Speaking of small portions, the panels were interesting and varied. Held in two conference rooms near the entry to the main theatre a wide and varied schedule ran for half the day every day. The aforementioned industry panels took up one theatre for Saturday morning and interest panels took the other half. Smash karaoke using the smaller room for both afternoons, and to great effect as they were quite popular. But while the individual panels were well run and interesting (especially the ANN|AU panel ^_-) the panels program as a whole felt lacklustre, especially the gaping hole in each afternoon. Good panel streams are hard to do and while the quality of the content was there it could have been improved.
The final interesting part of AVCon starts with a Maid Cafe. I do believe they finally have a model that works (after a fashion) for Australian conventions. You see the problem with these professional venues is that you have venue catering and food handling licenses are tricky. What AVCon organised was a group of tables outside the convention center canteen, if you paid for a badge at the cheap price of two dollars a maid would “wait” on you. You could select anything off the menu and give the maid the money and she would scoot off and get priority access to the line (and there was a line –Starvin' Ed) push in front and bring back the food on a silver platter, literally! The best part was that over 200 people used the service over the weekend and it was all donated to charity.
The charity in question was Games For Kids, a group that goes and buys video games for children in hospital. This came into play when AVCon held their closing ceremony and auction, all money from the auction going to the charity. Now this is excellent but it was topped by the silly bet that is made every year that if AVCon reaches a certain attendance record they will shave the convener and vice convener's heads. They reached 3635 paying attendees and 4064 people total attending the convention. So off went the rights to shave Mitchell's (the VC's) head and in the end the entire audience of the closing ceremony ended up donating over $800 to get the ringleader of Games for Kids to shave the VC. An excellent result, even if it ended up being a long winded and drawn out affair.

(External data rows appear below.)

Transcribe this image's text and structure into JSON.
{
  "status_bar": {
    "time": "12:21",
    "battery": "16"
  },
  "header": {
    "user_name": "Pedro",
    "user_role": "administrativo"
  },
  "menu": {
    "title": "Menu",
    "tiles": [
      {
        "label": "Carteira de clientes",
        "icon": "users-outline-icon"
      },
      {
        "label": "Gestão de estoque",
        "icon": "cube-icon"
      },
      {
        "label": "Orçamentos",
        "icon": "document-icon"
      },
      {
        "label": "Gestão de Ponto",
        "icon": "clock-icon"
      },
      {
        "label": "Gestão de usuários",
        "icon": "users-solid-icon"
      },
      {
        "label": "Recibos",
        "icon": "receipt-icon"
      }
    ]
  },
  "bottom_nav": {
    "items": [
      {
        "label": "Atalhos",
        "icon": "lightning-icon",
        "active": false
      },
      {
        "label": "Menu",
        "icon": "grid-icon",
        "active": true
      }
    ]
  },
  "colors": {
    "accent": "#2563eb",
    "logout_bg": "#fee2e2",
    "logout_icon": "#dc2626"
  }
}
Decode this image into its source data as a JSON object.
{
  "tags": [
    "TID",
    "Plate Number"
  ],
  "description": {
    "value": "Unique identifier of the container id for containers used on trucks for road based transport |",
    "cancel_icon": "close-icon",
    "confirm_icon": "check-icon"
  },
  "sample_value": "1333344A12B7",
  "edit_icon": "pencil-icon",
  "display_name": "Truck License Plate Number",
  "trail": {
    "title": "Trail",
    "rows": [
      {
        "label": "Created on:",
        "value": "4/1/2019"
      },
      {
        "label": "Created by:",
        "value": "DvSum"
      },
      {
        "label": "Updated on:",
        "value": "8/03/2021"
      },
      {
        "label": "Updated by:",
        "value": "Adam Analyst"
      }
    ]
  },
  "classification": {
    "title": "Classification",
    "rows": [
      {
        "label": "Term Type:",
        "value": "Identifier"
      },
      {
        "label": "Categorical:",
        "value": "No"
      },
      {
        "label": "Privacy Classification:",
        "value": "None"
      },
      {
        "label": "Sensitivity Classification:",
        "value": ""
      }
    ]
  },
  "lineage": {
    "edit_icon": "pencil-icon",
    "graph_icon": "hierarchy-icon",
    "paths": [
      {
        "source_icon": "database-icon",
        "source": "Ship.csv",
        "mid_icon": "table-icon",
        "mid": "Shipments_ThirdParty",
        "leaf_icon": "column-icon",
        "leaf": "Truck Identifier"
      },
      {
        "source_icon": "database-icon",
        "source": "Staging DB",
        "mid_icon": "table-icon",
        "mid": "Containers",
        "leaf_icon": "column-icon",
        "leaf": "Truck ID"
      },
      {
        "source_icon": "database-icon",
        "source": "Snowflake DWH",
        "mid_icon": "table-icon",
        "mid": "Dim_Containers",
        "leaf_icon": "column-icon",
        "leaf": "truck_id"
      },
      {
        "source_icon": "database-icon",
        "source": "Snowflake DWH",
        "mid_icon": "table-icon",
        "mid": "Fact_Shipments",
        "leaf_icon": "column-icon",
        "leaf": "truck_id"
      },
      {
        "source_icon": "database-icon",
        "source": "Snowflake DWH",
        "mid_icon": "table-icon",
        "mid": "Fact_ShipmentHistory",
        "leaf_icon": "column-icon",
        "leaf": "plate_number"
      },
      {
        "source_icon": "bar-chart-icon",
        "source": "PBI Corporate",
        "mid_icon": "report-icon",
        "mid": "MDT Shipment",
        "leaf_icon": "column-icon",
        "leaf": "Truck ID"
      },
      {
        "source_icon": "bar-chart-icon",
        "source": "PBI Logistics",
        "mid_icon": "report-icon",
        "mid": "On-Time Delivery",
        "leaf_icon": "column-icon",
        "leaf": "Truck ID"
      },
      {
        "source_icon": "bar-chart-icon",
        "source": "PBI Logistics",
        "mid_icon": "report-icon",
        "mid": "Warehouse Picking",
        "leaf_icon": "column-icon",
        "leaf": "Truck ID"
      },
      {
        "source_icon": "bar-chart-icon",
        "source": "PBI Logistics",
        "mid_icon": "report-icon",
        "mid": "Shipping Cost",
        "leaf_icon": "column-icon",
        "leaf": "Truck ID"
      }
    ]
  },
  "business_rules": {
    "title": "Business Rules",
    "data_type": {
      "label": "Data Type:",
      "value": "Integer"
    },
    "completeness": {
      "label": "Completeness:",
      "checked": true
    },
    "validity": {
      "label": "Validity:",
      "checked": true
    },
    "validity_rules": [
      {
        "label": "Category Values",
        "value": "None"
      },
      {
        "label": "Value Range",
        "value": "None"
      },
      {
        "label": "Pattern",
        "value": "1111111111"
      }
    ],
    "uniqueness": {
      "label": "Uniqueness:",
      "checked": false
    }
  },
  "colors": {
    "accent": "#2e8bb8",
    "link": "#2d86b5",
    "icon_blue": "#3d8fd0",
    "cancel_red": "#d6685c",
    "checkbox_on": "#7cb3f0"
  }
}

And on a quick personal point, please do not end your convention late on a Sunday evening. The weekend has been long and we need a quick and painless end to the proceedings, not a long drawn out affair which is keeping us away from enjoying the evening. Many conventions are guilty of this and it was tiring sitting through AVCon's closing ceremony (if you could call it that) especially with food and refreshment a mere 200 meters away.
But ultimately that sums up who AVCon is, they're the people who are not quite with it, the mates that drag a joke on or stay around that little bit too much. But you have a lot of fun around them. A professional venue does not make a professional committee or a professional convention. The location changed but the heart of AVCon did not and while they can stand to make some more improvements they continued to deliver the event with a spin of the feet, snap of the fingers and a cheeky grin. AVCon style all the way.
AVCon 2009 Picture Gallery
Photos with thanks to Mark Sombillo, we had two reporters at AVCon! It's crazy!